“Blanche Potter thought she had put her past behind her. She never talked about what happened when she was 7 years old. She changed her last name. She moved to a new city. She started a life of her own. But as the daughter of Chuck Varner, a deranged mass shooter, Blanche realizes the past may be buried, but it never goes away completely. Blanche learns that lesson the hard way in Nathan Ripley’s shocking new novel, Your Life Is Mine. Things are going well in her career as an up-and-coming filmmaker when she is told that her estranged mother, Crissy, has been shot and killed at her trailer home. News of Crissy’s death, brought to Blanche by a sleazy journalist who knows of her past, opens the floodgates of her memories and traumatic childhood. But as she tries to reconcile her past experiences with the recent death of her mother, someone else is gunning for her as well. The cult of Chuck Varner lives on, and it’s up to Blanche to stop it before his crazed follower can strike again. Ripley pulls no punches here, creating a tense and atmospheric story of personal identity and survival, while asking whether you can ever escape your past.”
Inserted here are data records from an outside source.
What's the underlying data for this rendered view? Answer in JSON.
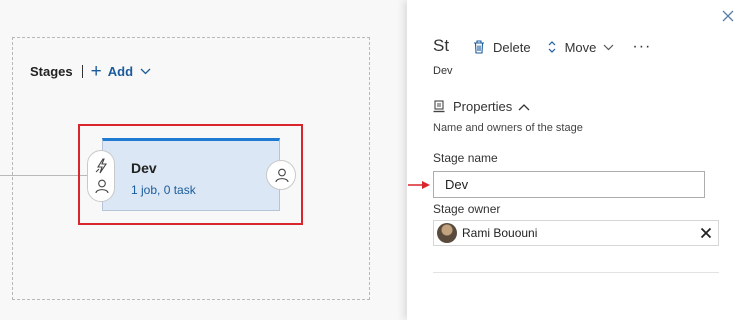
{
  "canvas": {
    "stages_title": "Stages",
    "add_label": "Add",
    "stage": {
      "name": "Dev",
      "info": "1 job, 0 task"
    }
  },
  "panel": {
    "title": "St",
    "subtitle": "Dev",
    "toolbar": {
      "delete_label": "Delete",
      "move_label": "Move",
      "more_label": "···"
    },
    "properties": {
      "heading": "Properties",
      "description": "Name and owners of the stage",
      "stage_name_label": "Stage name",
      "stage_name_value": "Dev",
      "stage_owner_label": "Stage owner",
      "stage_owner_name": "Rami Bououni"
    }
  },
  "colors": {
    "accent": "#1f7bd1",
    "link": "#1a5b9c",
    "highlight": "#d9262c",
    "card_bg": "#dbe7f4"
  },
  "icons": [
    "plus-icon",
    "chevron-down-icon",
    "trigger-icon",
    "person-icon",
    "close-icon",
    "trash-icon",
    "move-icon",
    "more-icon",
    "properties-icon",
    "chevron-up-icon",
    "red-arrow-icon",
    "clear-icon"
  ]
}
“Human beings are storytelling creatures, craning to see the crumpled metal in the closed-off highway lane, working from the moment the traffic slows to construct a narrative from what’s left behind. But our tales, even the most tragic ones, hinge on specificity. The story of one drowned Syrian boy washed up in the surf keeps us awake at night with grief. The story of four million refugees streaming out of Syria seems more like a math problem.”
Margaret Renkl nestles that observation into “The Unpeaceable Kingdom,” an essay midway through Late Migrations: A Natural History of Love and Loss. But it could serve as a thesis for her collection.
Late Migrations is a collection of essays, some as short as a paragraph, that reconcile Renkl’s lived experience with the natural world around her. She resides in suburban Nashville, not a wilderness, and works at a desk, not in the outdoors. Even so, Renkl is so in touch with the birds and butterflies of her yard that one could mistake her for a trained naturalist. Indeed, she is known as a nature writer; as a New York Times contributing op-ed writer, she writes about flora and fauna, as well as the American South’s politics and culture.”